Technically speaking, you can take money out of your IRA at any time. The real question is, whether you want to pay a penalty or not. The government discourages us from raiding our IRAs until we reach retirement age, since an IRA is a “retirement account.” But, as with most things, there are exceptions.
The general terms of an IRA
With a traditional IRA, if you withdraw money before you turn 59 ½, you will be required to pay a 10% penalty on the total amount you withdraw. That penalty is in addition to the income tax you will also be required to pay. A Roth IRA, on the other hand, allows you to withdraw your contributions, without penalty, at any time as long as you do not withdraw any of the earnings before age 59 ½.
Once you reach age 59 ½, you can make penalty-free withdrawals from a traditional IRA account, but you will still owe income taxes on withdrawals from a traditional IRA. With a Roth IRA, you can withdraw penalty-free at age 59 ½, as long as it has been at least five years since your first contribution.
Exceptions to the early withdrawal penalties
First, you may be able to “take back” one contribution to a traditional IRA, as long as you do so before the tax filing deadline and you do not deduct the contribution from your taxes. You may roll your employee in-plan Roth IRA over into another qualified retirement account, such as a traditional Roth IRA, within 60 days. Of course, this means you do not actually get to spend the money. Finally, there are a few reasons for withdrawing money from your IRA that will not incur the 10% penalty, including the following:

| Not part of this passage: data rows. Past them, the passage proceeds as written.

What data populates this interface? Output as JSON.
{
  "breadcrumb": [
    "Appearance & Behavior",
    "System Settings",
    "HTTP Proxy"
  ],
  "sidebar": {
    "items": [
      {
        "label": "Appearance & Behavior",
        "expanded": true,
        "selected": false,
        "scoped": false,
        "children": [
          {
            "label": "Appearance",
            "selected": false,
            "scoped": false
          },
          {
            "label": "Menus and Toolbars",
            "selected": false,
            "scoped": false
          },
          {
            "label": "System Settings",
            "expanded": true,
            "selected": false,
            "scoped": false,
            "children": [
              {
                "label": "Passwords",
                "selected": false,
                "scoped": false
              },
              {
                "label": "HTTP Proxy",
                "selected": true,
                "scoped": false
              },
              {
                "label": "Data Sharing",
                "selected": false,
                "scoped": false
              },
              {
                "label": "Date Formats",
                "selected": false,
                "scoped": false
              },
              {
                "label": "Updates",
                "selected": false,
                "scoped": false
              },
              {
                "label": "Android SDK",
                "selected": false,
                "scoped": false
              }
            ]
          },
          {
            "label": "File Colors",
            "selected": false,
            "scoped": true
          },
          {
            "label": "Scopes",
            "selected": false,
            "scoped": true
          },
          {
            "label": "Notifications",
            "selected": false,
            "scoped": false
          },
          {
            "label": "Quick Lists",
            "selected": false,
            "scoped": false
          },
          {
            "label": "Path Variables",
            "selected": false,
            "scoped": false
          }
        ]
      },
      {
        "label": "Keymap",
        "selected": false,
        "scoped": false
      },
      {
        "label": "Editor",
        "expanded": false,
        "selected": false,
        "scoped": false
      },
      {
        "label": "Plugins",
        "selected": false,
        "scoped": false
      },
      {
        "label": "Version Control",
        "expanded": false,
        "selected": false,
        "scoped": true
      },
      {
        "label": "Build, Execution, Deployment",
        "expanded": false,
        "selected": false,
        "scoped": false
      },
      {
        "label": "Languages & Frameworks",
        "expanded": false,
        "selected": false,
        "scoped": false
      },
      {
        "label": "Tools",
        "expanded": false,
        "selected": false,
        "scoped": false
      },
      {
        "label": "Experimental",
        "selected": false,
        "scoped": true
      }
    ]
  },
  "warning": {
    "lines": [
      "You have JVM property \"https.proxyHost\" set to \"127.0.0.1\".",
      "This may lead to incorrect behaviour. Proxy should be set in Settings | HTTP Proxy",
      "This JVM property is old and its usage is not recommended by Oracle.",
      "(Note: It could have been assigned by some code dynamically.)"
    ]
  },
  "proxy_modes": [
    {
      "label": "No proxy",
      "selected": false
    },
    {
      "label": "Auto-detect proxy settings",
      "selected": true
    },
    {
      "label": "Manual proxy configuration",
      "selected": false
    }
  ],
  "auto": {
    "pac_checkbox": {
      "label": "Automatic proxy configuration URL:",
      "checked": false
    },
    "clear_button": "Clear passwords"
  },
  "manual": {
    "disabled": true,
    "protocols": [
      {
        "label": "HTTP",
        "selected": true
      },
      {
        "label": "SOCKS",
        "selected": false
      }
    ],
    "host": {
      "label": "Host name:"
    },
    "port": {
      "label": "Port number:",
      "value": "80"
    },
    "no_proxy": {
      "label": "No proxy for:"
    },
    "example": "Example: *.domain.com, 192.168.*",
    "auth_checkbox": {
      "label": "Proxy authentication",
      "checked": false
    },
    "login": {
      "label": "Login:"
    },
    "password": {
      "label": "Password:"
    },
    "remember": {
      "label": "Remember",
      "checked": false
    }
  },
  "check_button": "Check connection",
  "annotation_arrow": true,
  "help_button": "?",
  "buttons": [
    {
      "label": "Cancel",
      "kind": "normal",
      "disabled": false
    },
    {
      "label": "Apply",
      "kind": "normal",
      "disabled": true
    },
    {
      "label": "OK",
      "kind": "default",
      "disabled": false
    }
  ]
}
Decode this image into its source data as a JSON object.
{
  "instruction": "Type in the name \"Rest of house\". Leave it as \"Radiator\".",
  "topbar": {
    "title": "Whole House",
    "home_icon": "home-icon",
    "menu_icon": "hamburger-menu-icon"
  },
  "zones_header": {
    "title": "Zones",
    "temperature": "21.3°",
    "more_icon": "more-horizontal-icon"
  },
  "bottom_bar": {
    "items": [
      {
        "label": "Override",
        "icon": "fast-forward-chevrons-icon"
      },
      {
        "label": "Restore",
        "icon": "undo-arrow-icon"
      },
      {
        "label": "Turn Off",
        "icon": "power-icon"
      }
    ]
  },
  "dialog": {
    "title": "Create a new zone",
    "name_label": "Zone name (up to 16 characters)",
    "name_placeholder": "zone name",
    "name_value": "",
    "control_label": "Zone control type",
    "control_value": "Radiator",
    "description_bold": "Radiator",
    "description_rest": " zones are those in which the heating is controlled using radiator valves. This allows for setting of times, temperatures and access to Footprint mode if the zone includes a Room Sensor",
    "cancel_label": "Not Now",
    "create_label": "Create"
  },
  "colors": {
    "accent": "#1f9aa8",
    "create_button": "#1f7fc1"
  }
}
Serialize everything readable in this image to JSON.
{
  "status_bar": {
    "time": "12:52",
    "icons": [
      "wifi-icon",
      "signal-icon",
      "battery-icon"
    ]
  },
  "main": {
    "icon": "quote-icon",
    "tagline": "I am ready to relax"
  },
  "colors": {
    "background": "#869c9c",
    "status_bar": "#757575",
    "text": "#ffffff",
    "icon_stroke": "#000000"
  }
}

If none of these exceptions apply to you, there is one more option.
“Substantially Equal Periodic Payments”
If you really need the cash, you can consider taking what’s known as "substantially equal periodic payments” from your traditional IRA. The IRS determines the amount you can receive each year, based on your life expectancy and you are allowed to withdraw that amount every year. However, once you start receiving substantially equal periodic payments, you will not be allowed to stop receiving the payments until you're 59½ or five years have passed, whichever is longer. Obviously, the downfall is that you cannot change your mind. If you do, you will be assessed the 10% penalty retroactively from the first payment. This may be a good option for some, but discuss the pros and cons with your retirement planning attorney before making the decision.
If you have questions regarding IRAs, or any other retirement planning needs, please contact Anderson, Dorn & Rader, Ltd., either online or by calling us at (775) 823-9455.